Studying the psychology of class is also important because it puts a contextual spin on what has largely been an individually oriented view of psychological processes, says Michael Kraus, Ph D, who studies class at the University of Illinois at Urbana-Champaign."It suggests that the contexts we grow up in and are socialized in are an important part of what shapes the self," he says.
"The wealthy don't do that as well as poorer people — not because they don't have those capabilities, but because the context of their lives allows them to disengage." In other words, having more space, material goods, money and free time makes it easier for wealthy people to buy their way out of problems, take a vacation when things get stressful, or otherwise avoid or mitigate everyday stresses.
Consider the person who can afford to have a contractor re-do her kitchen, versus someone who must borrow money for the job, try to do the job herself, or simply live with old equipment that doesn't function properly or is even dangerous.
These findings suggest that cultural context and its resulting mental habits allow people of higher classes to disconnect from others' concerns, says Keltner.
"To be compassionate, you have to carefully attend to other people — to what they're thinking, feeling and saying," Keltner says.
That said, these researchers see class on a continuum, rather than as a fixed distinction among upper, middle and lower class.

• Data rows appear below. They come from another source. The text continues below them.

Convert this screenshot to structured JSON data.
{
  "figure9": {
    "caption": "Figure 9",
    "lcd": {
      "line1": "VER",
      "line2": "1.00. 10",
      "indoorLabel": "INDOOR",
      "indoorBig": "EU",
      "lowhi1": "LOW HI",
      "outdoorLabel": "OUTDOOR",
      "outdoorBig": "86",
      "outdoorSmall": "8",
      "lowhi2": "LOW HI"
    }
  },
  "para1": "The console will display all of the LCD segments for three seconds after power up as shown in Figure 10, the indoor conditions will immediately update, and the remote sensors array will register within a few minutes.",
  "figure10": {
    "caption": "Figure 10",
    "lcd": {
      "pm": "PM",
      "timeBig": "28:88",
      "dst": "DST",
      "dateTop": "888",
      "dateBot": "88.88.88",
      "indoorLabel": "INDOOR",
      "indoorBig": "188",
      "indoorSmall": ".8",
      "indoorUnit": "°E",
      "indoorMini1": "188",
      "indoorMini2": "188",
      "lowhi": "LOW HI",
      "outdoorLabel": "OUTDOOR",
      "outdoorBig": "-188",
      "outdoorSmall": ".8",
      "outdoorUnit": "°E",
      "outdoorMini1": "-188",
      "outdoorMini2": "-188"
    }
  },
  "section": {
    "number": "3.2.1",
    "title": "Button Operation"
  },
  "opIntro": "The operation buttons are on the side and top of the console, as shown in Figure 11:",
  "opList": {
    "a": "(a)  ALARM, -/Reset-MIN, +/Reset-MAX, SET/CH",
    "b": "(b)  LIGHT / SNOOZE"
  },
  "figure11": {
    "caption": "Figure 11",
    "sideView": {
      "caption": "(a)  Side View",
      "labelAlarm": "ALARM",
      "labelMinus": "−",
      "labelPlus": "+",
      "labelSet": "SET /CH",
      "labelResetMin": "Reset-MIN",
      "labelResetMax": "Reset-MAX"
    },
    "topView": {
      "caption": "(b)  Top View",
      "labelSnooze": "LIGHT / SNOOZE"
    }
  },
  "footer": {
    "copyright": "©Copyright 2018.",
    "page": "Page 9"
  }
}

In their view, the higher in socioeconomic status you are, the more independently oriented you are likely to be, while the lower in status you are, the more group-minded you are likely to be, for example.
The implications are larger than breakfast choice, he adds.
"Class affects whether someone is going to be accepted into a particular kind of school, their likelihood of succeeding in that school, the kinds of jobs they have access to, the kinds of friends they make" — in essence, the degree of status, power and perks people enjoy or lack in their daily lives.
In the first study, drivers of high-status vehicles were far more likely than others to cut off other drivers at a busy four-way intersection.